Similarly, don’t be too polite or subtle about things. Politeness easily ends up going overboard and hiding the problem, and as they say, “On the internet, nobody can hear you being subtle”. Use a big blunt object to hammer the point in, because you can’t really depend on people getting your point otherwise.

Some humor can help pad both the bluntness and the moralizing. Going overboard to the point of being ridiculous can drive a point home without making it painful to the recipient, who just thinks you’re being silly. It can thus help get through the personal mental block we all have about criticism.

(*) Hint: internet newsgroups that are not directly related to your work are great ways to take out your frustrations at other people. Write insulting posts with a sneer just to get into a good flame every once in a while, and you’ll feel cleansed. Just don’t crap too close to home.

Chapter 6: Why me?

Since your main responsibility seems to be to take the blame for other peoples mistakes, and make it painfully obvious to everybody else that you’re incompetent, the obvious question becomes one of why do it in the first place?

First off, while you may or may not get screaming teenage girls (or boys, let’s not be judgmental or sexist here) knocking on your dressing room door, you will get an immense feeling of personal accomplishment for being “in charge”. Never mind the fact that you’re really leading by trying to keep up with everybody else and running after them as fast as you can. Everybody will still think you’re the person in charge.

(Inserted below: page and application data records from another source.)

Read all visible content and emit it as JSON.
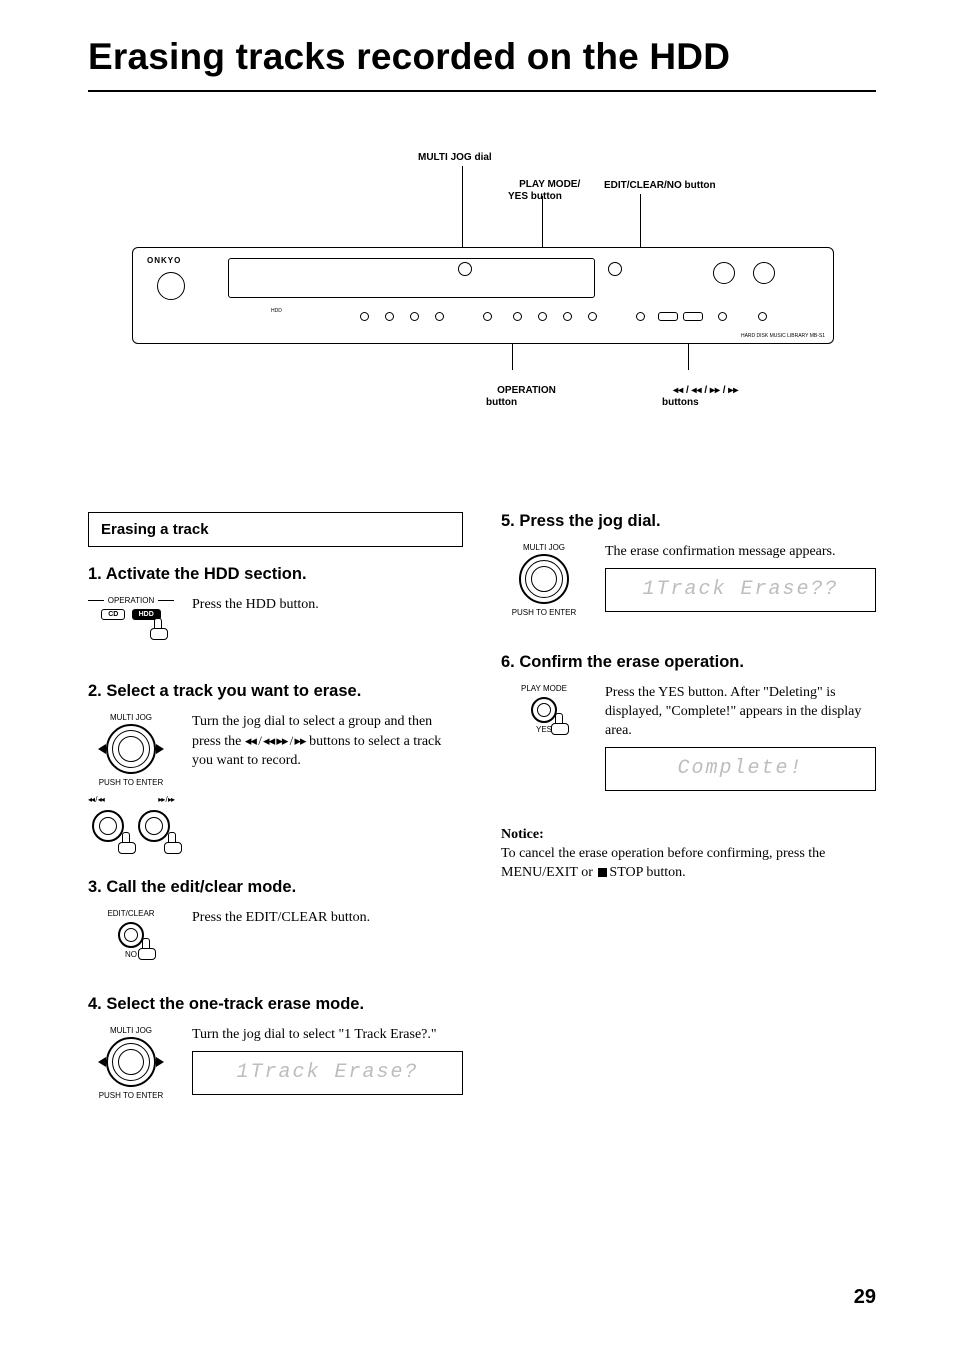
{
  "page_title": "Erasing tracks recorded on the HDD",
  "diagram": {
    "label_multijog": "MULTI JOG dial",
    "label_playmode": "PLAY MODE/\nYES button",
    "label_editclear": "EDIT/CLEAR/NO button",
    "label_operation": "OPERATION\nbutton",
    "label_transport": "◂◂ / ◂◂ / ▸▸ / ▸▸\nbuttons",
    "brand": "ONKYO",
    "model": "HARD DISK MUSIC LIBRARY MB-S1",
    "op_cd": "CD",
    "op_hdd": "HDD"
  },
  "section_heading": "Erasing a track",
  "steps": {
    "s1_h": "1. Activate the HDD section.",
    "s1_icon_top": "OPERATION",
    "s1_icon_cd": "CD",
    "s1_icon_hdd": "HDD",
    "s1_text": "Press the HDD button.",
    "s2_h": "2. Select a track you want to erase.",
    "s2_icon_top": "MULTI JOG",
    "s2_icon_bottom": "PUSH TO ENTER",
    "s2_transport_l": "◂◂ / ◂◂",
    "s2_transport_r": "▸▸ / ▸▸",
    "s2_text_a": "Turn the jog dial to select a group and then press the ",
    "s2_text_b": " buttons to select a track you want to record.",
    "s2_glyphs": "◂◂ / ◂◂  ▸▸ / ▸▸",
    "s3_h": "3. Call the edit/clear mode.",
    "s3_icon_top": "EDIT/CLEAR",
    "s3_icon_bottom": "NO",
    "s3_text": "Press the EDIT/CLEAR button.",
    "s4_h": "4. Select the one-track erase mode.",
    "s4_icon_top": "MULTI JOG",
    "s4_icon_bottom": "PUSH TO ENTER",
    "s4_text": "Turn the jog dial to select \"1 Track Erase?.\"",
    "s4_lcd": "1Track Erase?",
    "s5_h": "5. Press the jog dial.",
    "s5_icon_top": "MULTI JOG",
    "s5_icon_bottom": "PUSH TO ENTER",
    "s5_text": "The erase confirmation message appears.",
    "s5_lcd": "1Track Erase??",
    "s6_h": "6. Confirm the erase operation.",
    "s6_icon_top": "PLAY MODE",
    "s6_icon_bottom": "YES",
    "s6_text": "Press the YES button. After \"Deleting\" is displayed, \"Complete!\" appears in the display area.",
    "s6_lcd": "Complete!",
    "notice_h": "Notice:",
    "notice_a": "To cancel the erase operation before confirming, press the MENU/EXIT or ",
    "notice_stop": "STOP",
    "notice_b": "  button."
  },
  "page_number": "29"
}
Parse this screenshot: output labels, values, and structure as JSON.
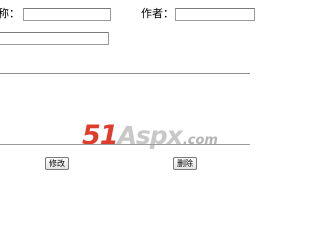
{
  "form": {
    "name_label": "称：",
    "name_value": "",
    "author_label": "作者：",
    "author_value": "",
    "second_value": ""
  },
  "buttons": {
    "edit_label": "修改",
    "delete_label": "删除"
  },
  "watermark": {
    "prefix": "51",
    "main": "Aspx",
    "suffix": ".com",
    "prefix_color": "#e03c2c",
    "main_color": "#c8c8c8"
  }
}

It’s a great job if you can hack it.

参考

原文:https://lwn.net/Articles/105375/

译文:http://linux.cn/article-2644-1.html